QUESTION: My wife and I are considering a reverse mortgage to pay off our existing conventional loan and receive a few dollars to make repairs. We have a fixed income and are looking forward to living in the house for the rest of our lives without having to make payments. Because I am several years older than my wife, the lender is telling us that we can take out more money if we leave her name off the mortgage. Is it a good idea?
ANSWER: No. You can get a reverse mortgage starting at age 62. The older you are, the higher the percentage of the home value you can borrow against. For this reason, some people fall into the trap of not including their spouses on the reverse mortgage.
Because these mortgages must be paid off shortly after the borrower dies, if only one spouse is on the note, the surviving spouse may lose the home to the bank.
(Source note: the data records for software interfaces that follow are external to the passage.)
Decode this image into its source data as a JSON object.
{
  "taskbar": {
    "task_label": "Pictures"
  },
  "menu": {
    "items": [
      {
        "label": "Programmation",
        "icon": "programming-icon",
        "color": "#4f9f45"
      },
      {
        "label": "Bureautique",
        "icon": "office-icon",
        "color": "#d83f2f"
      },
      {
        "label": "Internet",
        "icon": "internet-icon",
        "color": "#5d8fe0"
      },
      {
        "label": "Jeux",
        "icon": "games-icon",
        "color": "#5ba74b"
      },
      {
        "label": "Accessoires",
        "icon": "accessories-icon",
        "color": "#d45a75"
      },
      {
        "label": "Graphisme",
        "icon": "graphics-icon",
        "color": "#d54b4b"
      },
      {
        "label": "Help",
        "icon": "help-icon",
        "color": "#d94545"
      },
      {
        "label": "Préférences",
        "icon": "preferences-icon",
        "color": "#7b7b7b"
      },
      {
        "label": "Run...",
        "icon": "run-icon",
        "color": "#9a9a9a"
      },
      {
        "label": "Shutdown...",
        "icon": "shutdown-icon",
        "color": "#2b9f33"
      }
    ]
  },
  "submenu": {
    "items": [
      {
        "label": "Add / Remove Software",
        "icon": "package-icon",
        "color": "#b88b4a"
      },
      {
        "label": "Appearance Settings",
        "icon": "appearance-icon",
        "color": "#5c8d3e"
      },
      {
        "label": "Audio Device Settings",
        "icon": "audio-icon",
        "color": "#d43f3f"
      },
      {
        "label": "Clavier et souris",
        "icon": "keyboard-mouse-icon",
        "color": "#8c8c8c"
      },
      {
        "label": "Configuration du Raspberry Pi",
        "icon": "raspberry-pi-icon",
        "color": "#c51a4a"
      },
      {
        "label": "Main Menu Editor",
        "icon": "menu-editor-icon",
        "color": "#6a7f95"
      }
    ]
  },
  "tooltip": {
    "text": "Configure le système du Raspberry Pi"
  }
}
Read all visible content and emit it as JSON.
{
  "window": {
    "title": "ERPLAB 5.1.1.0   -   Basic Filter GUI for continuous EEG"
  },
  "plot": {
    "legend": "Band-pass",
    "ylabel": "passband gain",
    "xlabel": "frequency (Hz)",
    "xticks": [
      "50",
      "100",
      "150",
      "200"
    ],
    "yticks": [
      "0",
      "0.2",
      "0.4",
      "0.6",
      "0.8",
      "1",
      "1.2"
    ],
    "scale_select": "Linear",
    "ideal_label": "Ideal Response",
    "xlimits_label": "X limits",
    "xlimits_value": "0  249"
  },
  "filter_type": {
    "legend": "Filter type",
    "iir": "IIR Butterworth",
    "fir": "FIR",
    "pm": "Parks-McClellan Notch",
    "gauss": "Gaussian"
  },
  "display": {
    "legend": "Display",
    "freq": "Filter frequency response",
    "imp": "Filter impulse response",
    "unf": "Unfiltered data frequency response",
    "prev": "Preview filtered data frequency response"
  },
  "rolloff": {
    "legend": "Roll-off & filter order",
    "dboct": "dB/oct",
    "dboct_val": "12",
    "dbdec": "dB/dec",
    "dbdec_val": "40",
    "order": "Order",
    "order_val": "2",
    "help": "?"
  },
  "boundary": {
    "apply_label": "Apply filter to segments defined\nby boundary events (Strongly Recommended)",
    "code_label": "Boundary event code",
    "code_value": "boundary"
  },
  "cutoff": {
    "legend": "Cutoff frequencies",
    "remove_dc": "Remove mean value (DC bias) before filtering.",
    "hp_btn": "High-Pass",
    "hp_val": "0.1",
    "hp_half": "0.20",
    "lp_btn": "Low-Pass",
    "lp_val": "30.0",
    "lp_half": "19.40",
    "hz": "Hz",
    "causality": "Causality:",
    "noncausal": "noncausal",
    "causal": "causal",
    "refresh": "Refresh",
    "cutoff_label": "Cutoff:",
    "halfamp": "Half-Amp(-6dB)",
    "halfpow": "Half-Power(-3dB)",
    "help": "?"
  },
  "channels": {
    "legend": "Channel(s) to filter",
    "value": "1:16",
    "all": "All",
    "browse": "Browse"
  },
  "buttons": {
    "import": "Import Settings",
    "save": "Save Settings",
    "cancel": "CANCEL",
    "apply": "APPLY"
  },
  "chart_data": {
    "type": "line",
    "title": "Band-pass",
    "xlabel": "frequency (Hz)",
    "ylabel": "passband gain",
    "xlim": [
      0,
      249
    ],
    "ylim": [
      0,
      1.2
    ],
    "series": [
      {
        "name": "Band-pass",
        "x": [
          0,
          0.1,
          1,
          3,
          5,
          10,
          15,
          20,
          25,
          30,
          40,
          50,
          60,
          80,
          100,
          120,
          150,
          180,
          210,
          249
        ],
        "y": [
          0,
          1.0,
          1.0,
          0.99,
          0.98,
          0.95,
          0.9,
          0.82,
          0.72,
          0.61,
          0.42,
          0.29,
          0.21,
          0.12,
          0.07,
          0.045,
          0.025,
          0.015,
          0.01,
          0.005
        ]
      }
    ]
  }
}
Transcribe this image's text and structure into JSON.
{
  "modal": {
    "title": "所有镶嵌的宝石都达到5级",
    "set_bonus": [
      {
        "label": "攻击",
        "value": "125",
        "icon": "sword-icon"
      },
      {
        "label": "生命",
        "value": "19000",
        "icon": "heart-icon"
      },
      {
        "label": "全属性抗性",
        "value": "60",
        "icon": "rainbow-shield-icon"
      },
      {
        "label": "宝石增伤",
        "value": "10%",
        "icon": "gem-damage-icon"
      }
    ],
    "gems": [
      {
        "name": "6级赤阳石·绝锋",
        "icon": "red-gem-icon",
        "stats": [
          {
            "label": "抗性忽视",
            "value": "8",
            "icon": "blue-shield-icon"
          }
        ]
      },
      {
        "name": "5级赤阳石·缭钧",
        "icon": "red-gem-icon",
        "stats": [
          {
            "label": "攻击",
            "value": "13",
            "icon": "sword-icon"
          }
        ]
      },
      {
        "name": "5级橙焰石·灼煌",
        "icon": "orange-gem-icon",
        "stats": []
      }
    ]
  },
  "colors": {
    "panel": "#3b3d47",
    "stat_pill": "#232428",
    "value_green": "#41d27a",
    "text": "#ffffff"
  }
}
This can’t happen if both spouses are listed because a reverse mortgage doesn’t need to be paid back until the last borrower dies or moves out of the property. I recommend reverse mortgages only if both spouses are listed as borrowers, even if it means that you can take out less money.
A reverse mortgage will pay off your existing loan, and you will not have to make payments for the rest of your life. It makes sense for a lot of seniors, but make sure you clearly understand what you’re getting before signing on the dotted line.
Gary M. Singer is a Florida attorney and board-certified as an expert in real estate law by the Florida Bar. He is the chairperson of the Real Estate Section of the Broward County Bar Association and is an adjunct professor for the Nova Southeastern University Paralegal Studies program. Send him questions online at http://sunsent.nl/mR20t7 or follow him on Twitter @GarySingerLaw.